== Provided records ==
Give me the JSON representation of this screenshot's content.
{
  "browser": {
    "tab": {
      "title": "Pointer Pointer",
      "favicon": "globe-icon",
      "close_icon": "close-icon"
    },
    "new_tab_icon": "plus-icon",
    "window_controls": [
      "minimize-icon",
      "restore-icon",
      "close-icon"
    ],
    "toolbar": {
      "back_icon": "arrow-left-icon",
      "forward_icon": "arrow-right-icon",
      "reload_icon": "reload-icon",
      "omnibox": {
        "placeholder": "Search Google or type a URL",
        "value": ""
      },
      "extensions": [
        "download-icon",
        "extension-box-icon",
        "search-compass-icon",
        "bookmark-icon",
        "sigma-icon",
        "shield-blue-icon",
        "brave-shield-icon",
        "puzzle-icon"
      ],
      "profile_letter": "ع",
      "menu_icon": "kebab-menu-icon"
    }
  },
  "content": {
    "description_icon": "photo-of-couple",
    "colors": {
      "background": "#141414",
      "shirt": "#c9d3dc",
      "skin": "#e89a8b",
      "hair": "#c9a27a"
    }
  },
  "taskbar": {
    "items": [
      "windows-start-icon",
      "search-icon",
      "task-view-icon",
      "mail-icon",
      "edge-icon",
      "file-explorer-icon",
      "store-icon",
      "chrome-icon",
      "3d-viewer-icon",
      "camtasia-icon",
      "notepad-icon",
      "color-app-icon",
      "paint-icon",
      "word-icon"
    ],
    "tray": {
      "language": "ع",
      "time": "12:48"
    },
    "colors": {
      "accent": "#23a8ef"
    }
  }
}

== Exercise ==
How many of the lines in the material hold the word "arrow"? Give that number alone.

== Completed exercise ==
2